*** Begin section ***

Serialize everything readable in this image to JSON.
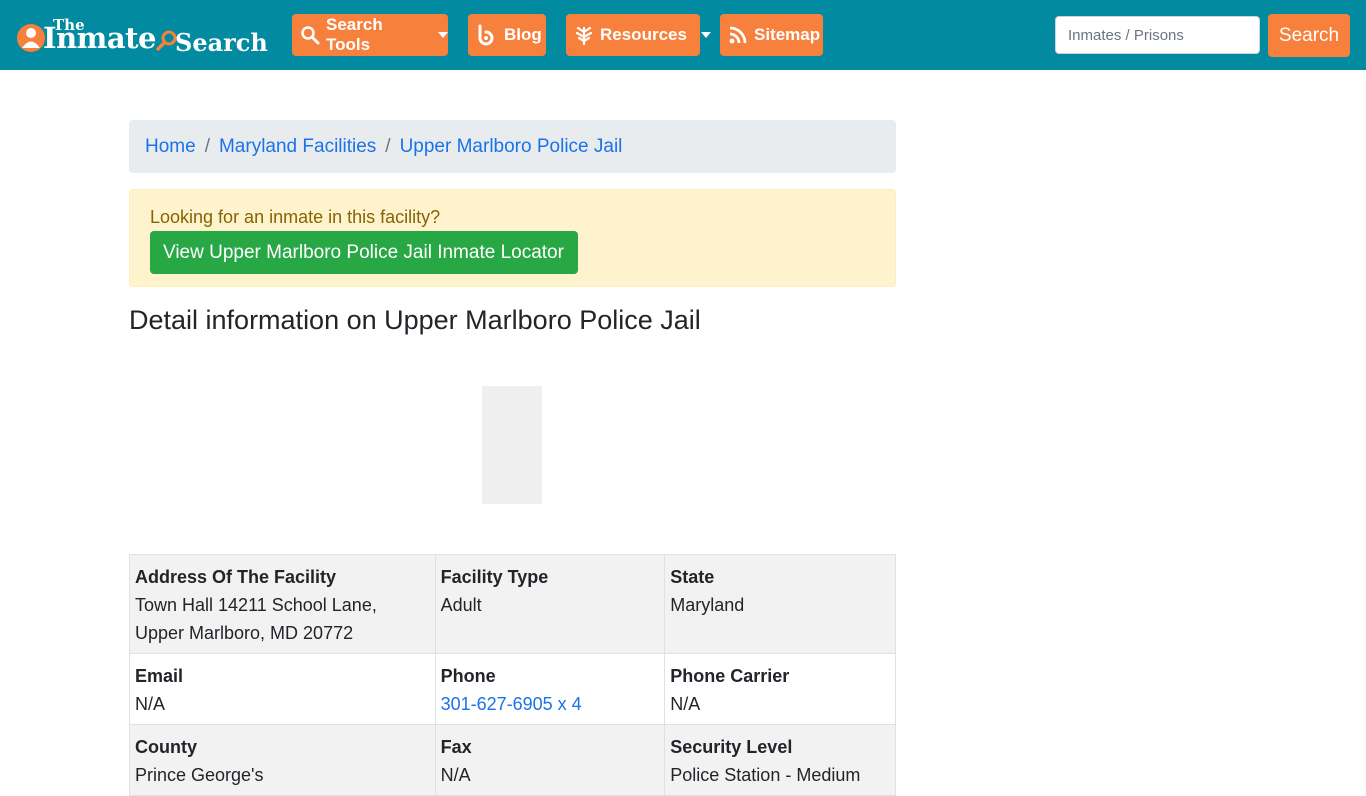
{
  "logo": {
    "the": "The",
    "inmate": "Inmate",
    "search": "Search"
  },
  "nav": {
    "search_tools": "Search Tools",
    "blog": "Blog",
    "resources": "Resources",
    "sitemap": "Sitemap"
  },
  "search": {
    "placeholder": "Inmates / Prisons",
    "button": "Search"
  },
  "breadcrumb": {
    "home": "Home",
    "state": "Maryland Facilities",
    "facility": "Upper Marlboro Police Jail"
  },
  "alert": {
    "message": "Looking for an inmate in this facility?",
    "button": "View Upper Marlboro Police Jail Inmate Locator"
  },
  "page_title": "Detail information on Upper Marlboro Police Jail",
  "details": {
    "address_label": "Address Of The Facility",
    "address_line1": "Town Hall 14211 School Lane,",
    "address_line2": "Upper Marlboro, MD 20772",
    "type_label": "Facility Type",
    "type_value": "Adult",
    "state_label": "State",
    "state_value": "Maryland",
    "email_label": "Email",
    "email_value": "N/A",
    "phone_label": "Phone",
    "phone_value": "301-627-6905 x 4",
    "carrier_label": "Phone Carrier",
    "carrier_value": "N/A",
    "county_label": "County",
    "county_value": "Prince George's",
    "fax_label": "Fax",
    "fax_value": "N/A",
    "security_label": "Security Level",
    "security_value": "Police Station - Medium"
  },
  "colors": {
    "navbar": "#028aa0",
    "accent_orange": "#f7803c",
    "link_blue": "#1a73e8",
    "success_green": "#28a745",
    "alert_bg": "#fff3cd"
  }
}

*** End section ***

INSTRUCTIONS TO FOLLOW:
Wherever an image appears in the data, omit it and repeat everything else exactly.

ANSWER BOX:
Serialize everything readable in this image to JSON.
{
  "logo": {
    "the": "The",
    "inmate": "Inmate",
    "search": "Search"
  },
  "nav": {
    "search_tools": "Search Tools",
    "blog": "Blog",
    "resources": "Resources",
    "sitemap": "Sitemap"
  },
  "search": {
    "placeholder": "Inmates / Prisons",
    "button": "Search"
  },
  "breadcrumb": {
    "home": "Home",
    "state": "Maryland Facilities",
    "facility": "Upper Marlboro Police Jail"
  },
  "alert": {
    "message": "Looking for an inmate in this facility?",
    "button": "View Upper Marlboro Police Jail Inmate Locator"
  },
  "page_title": "Detail information on Upper Marlboro Police Jail",
  "details": {
    "address_label": "Address Of The Facility",
    "address_line1": "Town Hall 14211 School Lane,",
    "address_line2": "Upper Marlboro, MD 20772",
    "type_label": "Facility Type",
    "type_value": "Adult",
    "state_label": "State",
    "state_value": "Maryland",
    "email_label": "Email",
    "email_value": "N/A",
    "phone_label": "Phone",
    "phone_value": "301-627-6905 x 4",
    "carrier_label": "Phone Carrier",
    "carrier_value": "N/A",
    "county_label": "County",
    "county_value": "Prince George's",
    "fax_label": "Fax",
    "fax_value": "N/A",
    "security_label": "Security Level",
    "security_value": "Police Station - Medium"
  },
  "colors": {
    "navbar": "#028aa0",
    "accent_orange": "#f7803c",
    "link_blue": "#1a73e8",
    "success_green": "#28a745",
    "alert_bg": "#fff3cd"
  }
}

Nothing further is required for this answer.